Delta Medallion Benefits on Virgin Australia

DeltaBeginning September 12th, 2012, all gold or higher status Delta medallions will receive priority check-in, priority boarding, priority bag handling, and priority security lines when flying Virgin Australia.  Silver medallions will receive priority check-in and priority boarding on VA-operated long haul flights.

Anecdotally, I have been flying Virgin Australia on and off for the past three years, and they have always extended these benefits as well as lounge access to me as a Delta Diamond Medallion when flying VA within Australia.

If you’re a Delta Medallion, you may have already received this notice, unless your spam filter ate it…

Delta Medallion Benefit Chart for Virgin Australia

Walkers Shortbread on Delta!

Walker's Shortbread on Delta

Buttery joy on a plane.

On one of my last Delta flights, I was greeted with one of my favorite things, Walkers shortbread cookies!  It’s such a small thing, but it’s a huge improvement over the less expensive, and in this writer’s opinion, inferior Biscoff cookies that have been the Delta staple up until now.

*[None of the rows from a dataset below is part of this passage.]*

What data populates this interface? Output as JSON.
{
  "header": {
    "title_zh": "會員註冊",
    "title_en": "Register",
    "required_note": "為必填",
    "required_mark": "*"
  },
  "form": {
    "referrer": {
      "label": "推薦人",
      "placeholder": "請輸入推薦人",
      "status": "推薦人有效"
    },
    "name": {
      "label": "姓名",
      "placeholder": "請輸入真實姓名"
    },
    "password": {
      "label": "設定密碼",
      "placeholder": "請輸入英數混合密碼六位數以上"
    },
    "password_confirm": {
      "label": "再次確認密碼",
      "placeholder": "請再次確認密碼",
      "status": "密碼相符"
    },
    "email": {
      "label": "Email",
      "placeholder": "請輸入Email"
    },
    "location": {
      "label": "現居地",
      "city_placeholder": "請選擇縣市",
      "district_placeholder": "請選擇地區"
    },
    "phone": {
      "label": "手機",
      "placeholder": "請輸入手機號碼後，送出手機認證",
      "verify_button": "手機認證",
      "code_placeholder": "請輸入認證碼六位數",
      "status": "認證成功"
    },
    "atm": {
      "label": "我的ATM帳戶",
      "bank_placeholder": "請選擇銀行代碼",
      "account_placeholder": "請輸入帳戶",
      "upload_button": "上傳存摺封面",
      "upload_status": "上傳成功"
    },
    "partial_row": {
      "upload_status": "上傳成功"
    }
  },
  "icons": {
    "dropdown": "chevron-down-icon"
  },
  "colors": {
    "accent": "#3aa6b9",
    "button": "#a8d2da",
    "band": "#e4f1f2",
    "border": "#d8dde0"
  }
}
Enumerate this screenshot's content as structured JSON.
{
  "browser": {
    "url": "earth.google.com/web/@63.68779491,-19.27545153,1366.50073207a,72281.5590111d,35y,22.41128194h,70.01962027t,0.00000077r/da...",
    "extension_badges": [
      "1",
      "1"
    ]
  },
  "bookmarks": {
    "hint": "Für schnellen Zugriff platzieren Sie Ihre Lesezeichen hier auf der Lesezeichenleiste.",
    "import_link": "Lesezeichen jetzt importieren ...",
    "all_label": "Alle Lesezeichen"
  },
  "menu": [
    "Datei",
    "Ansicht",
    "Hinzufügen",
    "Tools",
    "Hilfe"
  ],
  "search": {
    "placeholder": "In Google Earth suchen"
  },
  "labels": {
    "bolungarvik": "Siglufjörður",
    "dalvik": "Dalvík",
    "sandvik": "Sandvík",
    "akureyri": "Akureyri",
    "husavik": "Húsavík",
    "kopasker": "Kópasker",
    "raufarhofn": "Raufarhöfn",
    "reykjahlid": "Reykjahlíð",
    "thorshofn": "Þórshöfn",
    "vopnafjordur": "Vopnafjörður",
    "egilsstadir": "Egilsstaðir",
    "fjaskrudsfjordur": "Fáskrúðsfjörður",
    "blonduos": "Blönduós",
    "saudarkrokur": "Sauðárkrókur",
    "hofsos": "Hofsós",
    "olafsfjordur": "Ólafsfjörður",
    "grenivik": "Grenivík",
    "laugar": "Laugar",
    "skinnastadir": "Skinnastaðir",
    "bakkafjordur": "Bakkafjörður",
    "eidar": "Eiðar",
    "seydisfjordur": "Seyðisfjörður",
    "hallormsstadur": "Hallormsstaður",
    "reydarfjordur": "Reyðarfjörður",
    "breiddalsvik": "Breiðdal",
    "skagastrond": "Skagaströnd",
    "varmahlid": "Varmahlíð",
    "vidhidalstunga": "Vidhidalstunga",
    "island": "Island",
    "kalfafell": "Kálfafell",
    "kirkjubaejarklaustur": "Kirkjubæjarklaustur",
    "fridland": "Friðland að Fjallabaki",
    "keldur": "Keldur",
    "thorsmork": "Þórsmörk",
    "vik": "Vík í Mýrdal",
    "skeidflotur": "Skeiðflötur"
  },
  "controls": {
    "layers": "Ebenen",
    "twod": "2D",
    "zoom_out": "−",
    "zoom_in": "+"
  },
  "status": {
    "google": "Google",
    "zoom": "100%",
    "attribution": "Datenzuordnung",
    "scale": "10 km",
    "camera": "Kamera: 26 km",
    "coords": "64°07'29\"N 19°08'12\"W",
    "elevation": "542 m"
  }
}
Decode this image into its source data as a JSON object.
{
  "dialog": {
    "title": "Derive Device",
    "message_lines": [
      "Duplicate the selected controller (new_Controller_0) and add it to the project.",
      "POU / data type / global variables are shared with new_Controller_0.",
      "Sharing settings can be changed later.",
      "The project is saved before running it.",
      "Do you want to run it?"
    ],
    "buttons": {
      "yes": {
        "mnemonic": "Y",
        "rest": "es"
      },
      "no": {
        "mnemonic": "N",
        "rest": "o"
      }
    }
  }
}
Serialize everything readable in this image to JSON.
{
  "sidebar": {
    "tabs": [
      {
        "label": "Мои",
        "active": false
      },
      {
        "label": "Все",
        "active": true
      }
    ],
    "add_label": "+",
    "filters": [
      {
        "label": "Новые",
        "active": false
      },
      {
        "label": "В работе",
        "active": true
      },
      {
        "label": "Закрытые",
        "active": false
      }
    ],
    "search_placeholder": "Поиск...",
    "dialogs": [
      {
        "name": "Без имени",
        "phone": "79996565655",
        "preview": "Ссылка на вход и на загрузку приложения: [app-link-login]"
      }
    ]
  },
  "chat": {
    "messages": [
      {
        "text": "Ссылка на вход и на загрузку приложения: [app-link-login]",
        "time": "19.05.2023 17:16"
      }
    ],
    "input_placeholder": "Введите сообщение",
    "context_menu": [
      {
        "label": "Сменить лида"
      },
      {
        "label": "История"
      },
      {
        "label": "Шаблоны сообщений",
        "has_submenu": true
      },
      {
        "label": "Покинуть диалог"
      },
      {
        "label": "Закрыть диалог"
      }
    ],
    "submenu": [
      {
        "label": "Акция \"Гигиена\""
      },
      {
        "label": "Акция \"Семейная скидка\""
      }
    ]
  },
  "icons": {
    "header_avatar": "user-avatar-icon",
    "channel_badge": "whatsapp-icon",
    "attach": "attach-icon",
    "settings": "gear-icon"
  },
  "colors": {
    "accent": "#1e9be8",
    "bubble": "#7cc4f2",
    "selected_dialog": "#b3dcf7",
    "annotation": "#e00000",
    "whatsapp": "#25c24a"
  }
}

Clearly, individual tastes vary, but I’ve never found the Biscoff cookies worth eating.  Their consistency is like compressed sand, and I often choke on them if I happen to inhale while chewing one. On the other hand, Walkers shortbread is rich and buttery.  Given the choice between the two, I’d go for Walkers every time. As someone trying to maintain somewhat healthy eating habits, I can think of better things than Biscoff cookies to spend the 120 calories on; like the roughly 80* calories of the Walkers shortbread round, letting me save the rest.

A cursory browse of frequent flyer forums verified that this change has happened in the first class cabins of many Delta flights.  Reports from other Delta customers seem to indicate that Biscoff is still being served in the economy cabins and in Delta Sky Clubs.

That same investigation showed that Biscoff does have its supporters.  There is a vocal group of Biscoff lovers on some of the forums I’ve visited.  The student of human behavior in me wonders if those Biscoff supporters are suffering from peer pressures, irrational brand loyalties, or the simple human resistance to change similar to what killed off New Coke back in the 80s**.  In the New Coke scenario, blind taste tests showed that even some of the people clamoring for the return of the original formula actually preferred the new product.

Biscoff 2-packs retail fo $0.14.  A single Walker’s shortbread round has an estimated retail price of $0.42***.  At three times the price, this demonstrates a refreshing investment in customer satisfaction.

In related news, Sun Chips have been replaced with Goldfish crackers in the first class snack baskets.  I won’t offer an opinion on that change as I don’t particularly care for either item.

According to Delta’s First Class Dining webpage, both Walkers and Biscoff are listed as available on flights of an hour or more.  Sun Chips aren’t mentioned at all.

Do you have an opinion on either of these changes?  Please share in the comments.

* The calorie count for the shortbread round single pack served by Delta was extrapolated from the Walkers retail 2-pack.

** See http://en.wikipedia.org/wiki/New_Coke for further information.

*** Prices listed in US Dollars and taken from the respective manufacturers’ websites on October 31, 2011.  The estimated Walkers single pack price represented above is one-half the price of a retail 2-pack.